Patients rely on the expertise of medical professionals to diagnose and treat them for their ailments. If a physician fails to meet the accepted standard of care in their specialty and a patient is injured as a result, the patient has the right to seek compensation through a medical malpractice suit. If a bill that recently passed the Missouri Senate becomes law, the amount of that compensation may be limited.
The Senate voted this month to reinstate a damages cap that was overturned by the Missouri Supreme Court three years ago. In a 28-2 vote, state senators passed a bill to limit the non-economic damages, such as pain and suffering, in lawsuits for medical malpractice. Under the Senate bill, this limit would be put at $400,000. For catastrophic injuries, the limit would be $700,000. For wrongful death cases, the existing cap would be raised from $350,00 to $700,000.
The Missouri House of Representatives passed its version of the bill last month. The Senate bill was a compromise between Republican and Democratic senators.

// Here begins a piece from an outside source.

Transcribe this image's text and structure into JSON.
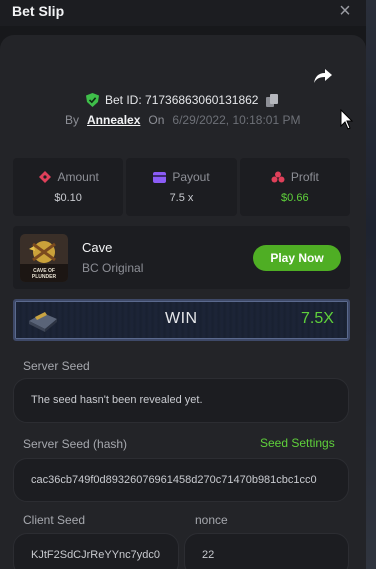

What is the significance of these caps? Supporters believe that without them, doctors would end up leaving the state due to higher insurance costs. Opponents of these measures generally argue that caps impose an unfair hardship on victims of medical errors.
Even with caps in place, injured patients should understand that they are still entitled to compensation for the injuries and damages suffered because of a medical error. The damages awarded could help them cover lost income, existing medical bills, and future medical expenses, as well as pain and suffering.
Source: The Kansas City Star, “Missouri Senate passes medical malpractice lawsuit limits,” March 13, 2015